Task item: For each line in the data that includes "name", make a copy.

Provided data Block Start

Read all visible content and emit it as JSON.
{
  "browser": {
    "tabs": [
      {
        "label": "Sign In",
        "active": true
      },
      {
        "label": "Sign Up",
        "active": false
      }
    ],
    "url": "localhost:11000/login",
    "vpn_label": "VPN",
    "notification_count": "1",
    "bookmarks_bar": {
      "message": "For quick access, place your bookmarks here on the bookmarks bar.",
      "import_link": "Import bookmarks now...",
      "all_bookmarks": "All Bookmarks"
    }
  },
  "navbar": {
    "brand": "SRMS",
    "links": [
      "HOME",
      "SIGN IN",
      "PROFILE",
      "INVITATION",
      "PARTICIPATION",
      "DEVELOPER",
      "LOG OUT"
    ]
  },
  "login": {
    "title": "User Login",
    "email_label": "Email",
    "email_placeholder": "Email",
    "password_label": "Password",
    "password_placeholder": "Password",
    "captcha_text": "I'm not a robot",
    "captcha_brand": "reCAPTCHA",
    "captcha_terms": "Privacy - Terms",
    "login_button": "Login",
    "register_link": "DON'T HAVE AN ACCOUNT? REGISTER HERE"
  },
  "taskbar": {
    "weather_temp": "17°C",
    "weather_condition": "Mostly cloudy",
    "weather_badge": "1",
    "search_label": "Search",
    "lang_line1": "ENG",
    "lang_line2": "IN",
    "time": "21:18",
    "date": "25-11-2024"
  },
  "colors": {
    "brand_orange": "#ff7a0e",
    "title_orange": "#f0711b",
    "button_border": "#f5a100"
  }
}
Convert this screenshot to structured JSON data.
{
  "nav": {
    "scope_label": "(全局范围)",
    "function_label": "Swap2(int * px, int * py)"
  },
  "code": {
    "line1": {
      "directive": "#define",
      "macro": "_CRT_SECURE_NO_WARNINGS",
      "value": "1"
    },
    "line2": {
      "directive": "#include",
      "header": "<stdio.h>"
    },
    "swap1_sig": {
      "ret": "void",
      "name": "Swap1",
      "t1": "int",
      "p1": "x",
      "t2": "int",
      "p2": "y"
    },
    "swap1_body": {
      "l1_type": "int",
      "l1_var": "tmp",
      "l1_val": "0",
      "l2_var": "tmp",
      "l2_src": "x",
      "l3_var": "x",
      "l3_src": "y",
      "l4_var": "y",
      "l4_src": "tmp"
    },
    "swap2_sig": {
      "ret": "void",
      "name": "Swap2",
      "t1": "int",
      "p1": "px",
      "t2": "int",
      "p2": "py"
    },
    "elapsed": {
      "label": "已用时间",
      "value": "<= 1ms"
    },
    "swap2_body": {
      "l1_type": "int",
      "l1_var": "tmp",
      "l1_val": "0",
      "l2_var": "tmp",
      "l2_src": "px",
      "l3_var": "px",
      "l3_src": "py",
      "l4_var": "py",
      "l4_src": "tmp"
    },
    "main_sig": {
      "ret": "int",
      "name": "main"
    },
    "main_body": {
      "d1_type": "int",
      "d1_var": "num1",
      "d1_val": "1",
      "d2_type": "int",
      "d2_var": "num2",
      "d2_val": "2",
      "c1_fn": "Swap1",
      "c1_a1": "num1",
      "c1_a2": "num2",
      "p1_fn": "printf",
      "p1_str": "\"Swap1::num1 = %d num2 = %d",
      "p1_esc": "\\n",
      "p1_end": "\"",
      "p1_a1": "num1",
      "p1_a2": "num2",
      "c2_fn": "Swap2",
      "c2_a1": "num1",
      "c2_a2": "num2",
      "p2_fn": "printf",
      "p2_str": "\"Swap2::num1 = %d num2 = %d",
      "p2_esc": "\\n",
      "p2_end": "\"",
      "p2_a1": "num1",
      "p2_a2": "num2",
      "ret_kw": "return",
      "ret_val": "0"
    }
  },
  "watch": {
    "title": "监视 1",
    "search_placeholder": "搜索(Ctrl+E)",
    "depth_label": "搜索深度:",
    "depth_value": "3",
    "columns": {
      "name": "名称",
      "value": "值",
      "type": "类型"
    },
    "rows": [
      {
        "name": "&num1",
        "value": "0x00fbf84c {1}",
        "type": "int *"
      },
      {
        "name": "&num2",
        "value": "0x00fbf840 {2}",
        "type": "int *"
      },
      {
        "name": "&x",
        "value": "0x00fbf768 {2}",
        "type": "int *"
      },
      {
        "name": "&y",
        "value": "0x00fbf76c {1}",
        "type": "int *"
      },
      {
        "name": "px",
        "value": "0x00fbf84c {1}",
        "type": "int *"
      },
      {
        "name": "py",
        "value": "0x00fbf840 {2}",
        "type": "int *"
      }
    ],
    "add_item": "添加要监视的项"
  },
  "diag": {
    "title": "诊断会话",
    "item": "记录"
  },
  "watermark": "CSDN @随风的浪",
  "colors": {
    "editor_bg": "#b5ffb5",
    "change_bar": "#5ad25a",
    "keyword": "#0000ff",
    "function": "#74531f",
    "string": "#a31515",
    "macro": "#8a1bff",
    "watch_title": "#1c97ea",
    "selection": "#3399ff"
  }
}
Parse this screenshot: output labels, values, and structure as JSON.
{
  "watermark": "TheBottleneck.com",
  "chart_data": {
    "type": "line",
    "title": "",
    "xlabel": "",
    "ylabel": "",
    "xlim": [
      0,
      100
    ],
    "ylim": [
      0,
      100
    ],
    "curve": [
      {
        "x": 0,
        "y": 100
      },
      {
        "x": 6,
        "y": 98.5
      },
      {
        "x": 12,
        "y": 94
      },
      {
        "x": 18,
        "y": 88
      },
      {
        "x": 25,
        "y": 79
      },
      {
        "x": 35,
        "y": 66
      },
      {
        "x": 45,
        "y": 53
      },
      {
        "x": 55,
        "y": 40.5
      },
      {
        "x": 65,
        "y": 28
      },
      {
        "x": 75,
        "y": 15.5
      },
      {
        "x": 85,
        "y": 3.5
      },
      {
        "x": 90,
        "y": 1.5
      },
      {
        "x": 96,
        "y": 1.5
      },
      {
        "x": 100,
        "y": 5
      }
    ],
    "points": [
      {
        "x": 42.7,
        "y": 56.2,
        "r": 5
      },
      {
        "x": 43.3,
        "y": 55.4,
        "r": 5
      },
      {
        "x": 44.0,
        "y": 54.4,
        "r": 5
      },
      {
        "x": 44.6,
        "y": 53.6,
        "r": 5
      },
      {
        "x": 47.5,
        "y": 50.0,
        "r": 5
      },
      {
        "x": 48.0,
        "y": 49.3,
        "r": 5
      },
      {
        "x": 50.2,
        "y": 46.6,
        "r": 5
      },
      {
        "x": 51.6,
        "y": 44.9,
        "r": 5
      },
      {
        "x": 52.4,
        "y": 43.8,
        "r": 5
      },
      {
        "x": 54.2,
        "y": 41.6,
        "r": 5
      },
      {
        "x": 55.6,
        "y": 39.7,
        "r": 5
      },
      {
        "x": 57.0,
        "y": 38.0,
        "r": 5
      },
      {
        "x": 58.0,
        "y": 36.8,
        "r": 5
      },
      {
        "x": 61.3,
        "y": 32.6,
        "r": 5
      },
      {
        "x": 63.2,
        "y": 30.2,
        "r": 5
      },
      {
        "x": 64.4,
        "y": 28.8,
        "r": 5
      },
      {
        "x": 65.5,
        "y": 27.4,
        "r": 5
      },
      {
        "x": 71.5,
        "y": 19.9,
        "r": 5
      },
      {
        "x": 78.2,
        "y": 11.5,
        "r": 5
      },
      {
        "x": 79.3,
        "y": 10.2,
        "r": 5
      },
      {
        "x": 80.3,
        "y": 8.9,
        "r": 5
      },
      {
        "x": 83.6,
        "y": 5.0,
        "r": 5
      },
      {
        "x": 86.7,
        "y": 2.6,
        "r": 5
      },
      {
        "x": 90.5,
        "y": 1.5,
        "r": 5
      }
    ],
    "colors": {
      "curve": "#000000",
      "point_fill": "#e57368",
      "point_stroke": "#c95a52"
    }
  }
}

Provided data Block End

Written solution:
      "name": "Swap1",
      "name": "Swap2",
      "name": "main"
      "name": "名称",
        "name": "&num1",
        "name": "&num2",
        "name": "&x",
        "name": "&y",
        "name": "px",
        "name": "py",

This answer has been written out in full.